And so the Bushwick Film Festival, now in its sixth year, was born. This year’s festival, which starts today and runs through Oct. 6, is being held at Light Space Studios. The opener, We Will Riot, was shot in Bushwick and Lithuania, where the main character, an up-and-coming NYC DJ, travels to meet his estranged grandmother. A Q&A with director Romas Zabarauskas and the cast will follow the U.S. premiere on Oct. 4.
The lineup includes an Oct. 5 screening of Una Noche, written and directed by Lucy Molloy, who screened her first film at the inaugural BFF in 2008. The film follows three teenagers escaping from Havana to Miami, and won three awards in the narrative feature category at the 2012 Tribeca Film Festival.
Works from Bushwick filmmakers Brett Glass (The Misadventures of Incredible Dr. Wonderfoot) and Natalia Leite (The Game) and animator Morgan Miller (Woman Who Hates Plants) are part of the Oct. 6 short film program. Feature films include an Oct. 5 screening of the drama Roxie and an Oct. 6 showing of the eco-documentary Elemental.
Ten percent of ticket sales from the festival will go to Rainbow Town, a home in Liberia for children orphaned and displaced by civil war and the subject of a 2010 documentary of the same name.
A New Media Interactive Day on Oct. 5 has been added to this year’s festival lineup, with an expert panel, followed by a screening of film projects, including The Taxi Takes on the World, a collection of conversations between cab drivers and passengers; Colorism, a documentary that explores discrimination; and Surveillance Siddhi, a short film based on an MIT-developed algorithm that gives a visual representation for human emotion. The new media portion of the festival also features three web series, including East WillyB, based on the Latino community in Bushwick.
Kotee and BFF partner Meenakshi Thirukode also recently launched a program called Bushwick Diaries, which encourages people to share their stories about Bushwick on the social media and storytelling platform Cowbird.
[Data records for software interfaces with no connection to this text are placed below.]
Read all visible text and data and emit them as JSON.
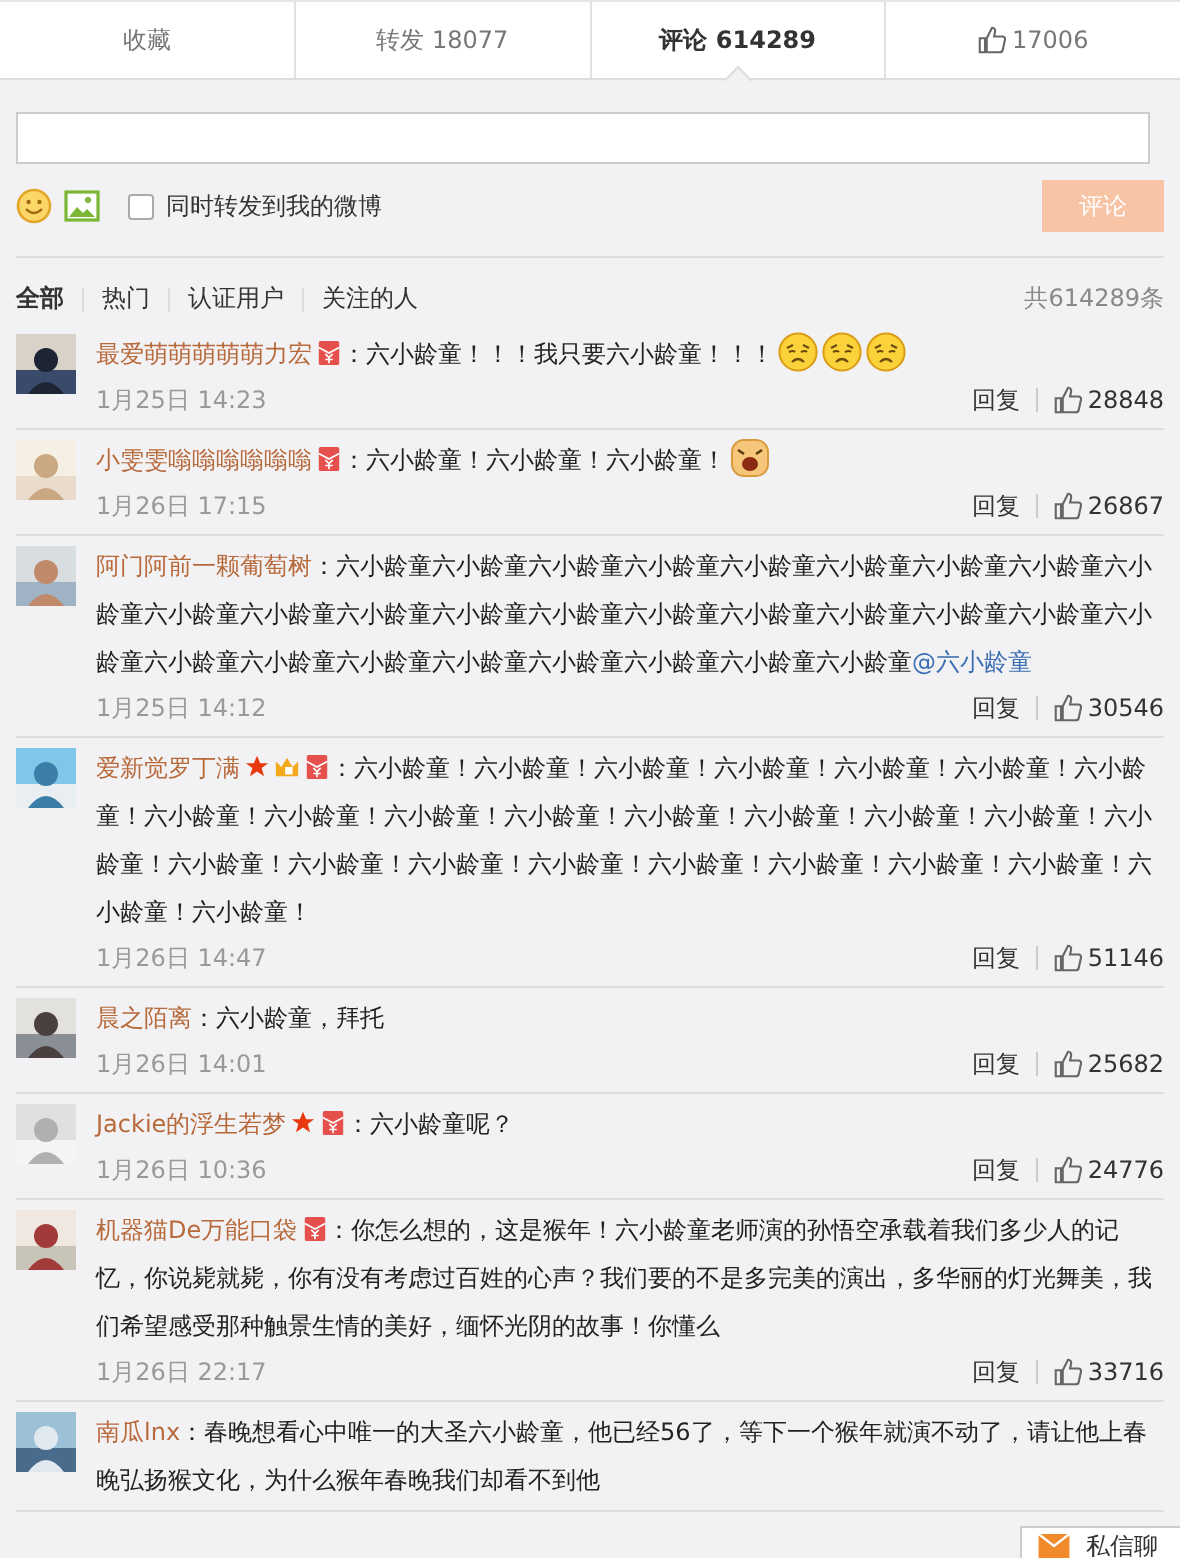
{
  "tabs": [
    {
      "label": "收藏",
      "kind": "text",
      "selected": false
    },
    {
      "label": "转发 18077",
      "kind": "text",
      "selected": false
    },
    {
      "label": "评论 614289",
      "kind": "text",
      "selected": true
    },
    {
      "label": "17006",
      "kind": "likes",
      "selected": false
    }
  ],
  "composer": {
    "forward_label": "同时转发到我的微博",
    "forward_checked": false,
    "submit": "评论",
    "submit_disabled": true
  },
  "filters": [
    {
      "label": "全部",
      "selected": true
    },
    {
      "label": "热门",
      "selected": false
    },
    {
      "label": "认证用户",
      "selected": false
    },
    {
      "label": "关注的人",
      "selected": false
    }
  ],
  "total": "共614289条",
  "comments": [
    {
      "user": "最爱萌萌萌萌萌力宏",
      "badges": [
        {
          "kind": "redpacket"
        }
      ],
      "text": "：六小龄童！！！我只要六小龄童！！！",
      "emoji": [
        {
          "kind": "sad"
        },
        {
          "kind": "sad"
        },
        {
          "kind": "sad"
        }
      ],
      "time": "1月25日 14:23",
      "reply": "回复",
      "likes": "28848"
    },
    {
      "user": "小雯雯嗡嗡嗡嗡嗡嗡",
      "badges": [
        {
          "kind": "redpacket"
        }
      ],
      "text": "：六小龄童！六小龄童！六小龄童！",
      "emoji": [
        {
          "kind": "cry"
        }
      ],
      "time": "1月26日 17:15",
      "reply": "回复",
      "likes": "26867"
    },
    {
      "user": "阿门阿前一颗葡萄树",
      "text": "：六小龄童六小龄童六小龄童六小龄童六小龄童六小龄童六小龄童六小龄童六小龄童六小龄童六小龄童六小龄童六小龄童六小龄童六小龄童六小龄童六小龄童六小龄童六小龄童六小龄童六小龄童六小龄童六小龄童六小龄童六小龄童六小龄童六小龄童六小龄童",
      "mention": "@六小龄童",
      "time": "1月25日 14:12",
      "reply": "回复",
      "likes": "30546"
    },
    {
      "user": "爱新觉罗丁满",
      "badges": [
        {
          "kind": "star"
        },
        {
          "kind": "crown"
        },
        {
          "kind": "redpacket"
        }
      ],
      "text": "：六小龄童！六小龄童！六小龄童！六小龄童！六小龄童！六小龄童！六小龄童！六小龄童！六小龄童！六小龄童！六小龄童！六小龄童！六小龄童！六小龄童！六小龄童！六小龄童！六小龄童！六小龄童！六小龄童！六小龄童！六小龄童！六小龄童！六小龄童！六小龄童！六小龄童！六小龄童！",
      "time": "1月26日 14:47",
      "reply": "回复",
      "likes": "51146"
    },
    {
      "user": "晨之陌离",
      "text": "：六小龄童，拜托",
      "time": "1月26日 14:01",
      "reply": "回复",
      "likes": "25682"
    },
    {
      "user": "Jackie的浮生若梦",
      "badges": [
        {
          "kind": "star"
        },
        {
          "kind": "redpacket"
        }
      ],
      "text": "：六小龄童呢？",
      "time": "1月26日 10:36",
      "reply": "回复",
      "likes": "24776"
    },
    {
      "user": "机器猫De万能口袋",
      "badges": [
        {
          "kind": "redpacket"
        }
      ],
      "text": "：你怎么想的，这是猴年！六小龄童老师演的孙悟空承载着我们多少人的记忆，你说毙就毙，你有没有考虑过百姓的心声？我们要的不是多完美的演出，多华丽的灯光舞美，我们希望感受那种触景生情的美好，缅怀光阴的故事！你懂么",
      "time": "1月26日 22:17",
      "reply": "回复",
      "likes": "33716"
    },
    {
      "user": "南瓜lnx",
      "text": "：春晚想看心中唯一的大圣六小龄童，他已经56了，等下一个猴年就演不动了，请让他上春晚弘扬猴文化，为什么猴年春晚我们却看不到他"
    }
  ],
  "chat_tab": {
    "label": "私信聊"
  }
}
Next spring, they’ll expand the festival’s community outreach with a six-week youth film program, an adult indie film school and a course to educate small business owners on the use of social media.
Kotee hopes to have a positive impact on how Bushwick develops. “I thought that I had not only the ability to do that, but I was really passionate about it,” she says. “That’s why I fell in love with Bushwick and I could use everything I had to contribute—filmmaking and storytelling.”